As the U.S. military becomes more diverse, its rules and regulations are expanding to reflect the United States’ commitment to religious freedom.
Kanwar Singh, a devout Sikh, sought to enlist in the U.S. Army in 2014. In keeping with his religious faith, he wanted to maintain a beard and wear a turban. At the time, the Army issued religious accommodations on a case-by-case basis.
Singh came to the United States in 2007 from India. He attended Harvard University, worked in financial services and obtained a commission with the National Guard.
Although it took two years, the Army gave Singh an interim religious accommodation to attend basic combat training in 2016.
The Army issued a new policy in 2017 that allows Sikhs and members of other religious communities to adhere to their articles of faith while in uniform.
Singh’s exemption was made permanent, allowing him to wear a turban during service throughout his career. He had a full beard and wore a black turban when he took the oath of service for commissioned officers in 2018.
“Today, there are hundreds, if not thousands, of patriotic American Sikhs, Jews, Muslims, Christians and service members of other faiths who now have religious accommodations,” Singh said.

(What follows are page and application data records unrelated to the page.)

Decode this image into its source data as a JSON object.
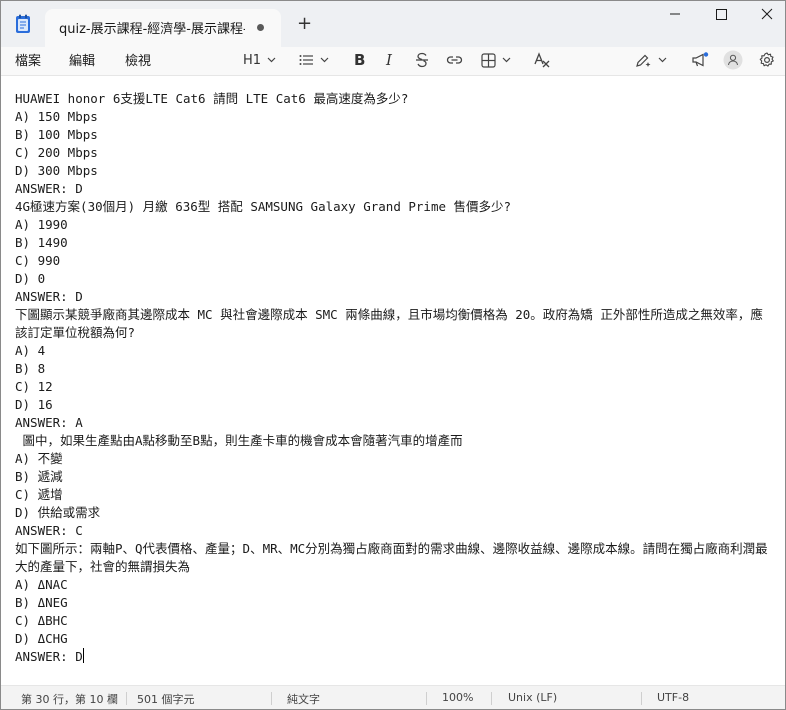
{
  "window": {
    "tab_title": "quiz-展示課程-經濟學-展示課程-經濟",
    "new_tab": "+"
  },
  "menu": {
    "file": "檔案",
    "edit": "編輯",
    "view": "檢視"
  },
  "toolbar": {
    "heading": "H1",
    "bold": "B",
    "italic": "I"
  },
  "editor": {
    "lines": [
      "HUAWEI honor 6支援LTE Cat6 請問 LTE Cat6 最高速度為多少?",
      "A) 150 Mbps",
      "B) 100 Mbps",
      "C) 200 Mbps",
      "D) 300 Mbps",
      "ANSWER: D",
      "4G極速方案(30個月) 月繳 636型 搭配 SAMSUNG Galaxy Grand Prime 售價多少?",
      "A) 1990",
      "B) 1490",
      "C) 990",
      "D) 0",
      "ANSWER: D",
      "下圖顯示某競爭廠商其邊際成本 MC 與社會邊際成本 SMC 兩條曲線，且市場均衡價格為 20。政府為矯 正外部性所造成之無效率，應該訂定單位稅額為何?",
      "A) 4",
      "B) 8",
      "C) 12",
      "D) 16",
      "ANSWER: A",
      " 圖中，如果生產點由A點移動至B點，則生產卡車的機會成本會隨著汽車的增產而",
      "A) 不變",
      "B) 遞減",
      "C) 遞增",
      "D) 供給或需求",
      "ANSWER: C",
      "如下圖所示：兩軸P、Q代表價格、產量；D、MR、MC分別為獨占廠商面對的需求曲線、邊際收益線、邊際成本線。請問在獨占廠商利潤最大的產量下，社會的無謂損失為",
      "A) ΔNAC",
      "B) ΔNEG",
      "C) ΔBHC",
      "D) ΔCHG",
      "ANSWER: D"
    ]
  },
  "status": {
    "position": "第 30 行，第 10 欄",
    "chars": "501 個字元",
    "format": "純文字",
    "zoom": "100%",
    "line_ending": "Unix (LF)",
    "encoding": "UTF-8"
  },
  "colors": {
    "accent": "#2a6ddb",
    "titlebar": "#eef0f3",
    "editor_bg": "#ffffff"
  }
}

Simranpreet Singh Lamba, another member of the Sikh community who enlisted in the Army, was one of the first to receive the religious accommodation in 2010.
Previous regulations required that military personnel be cleanshaven and wear no headgear other than service clothing. Sikhs consider hair to be an extension of the body. Uncut hair is a sign of faith in God, and turbans are to be worn at all times.
“Sikh beliefs are selfless service, giving back and helping others,” Singh said. “And I feel those are actually very aligned not just with the American values, but even our Army values.”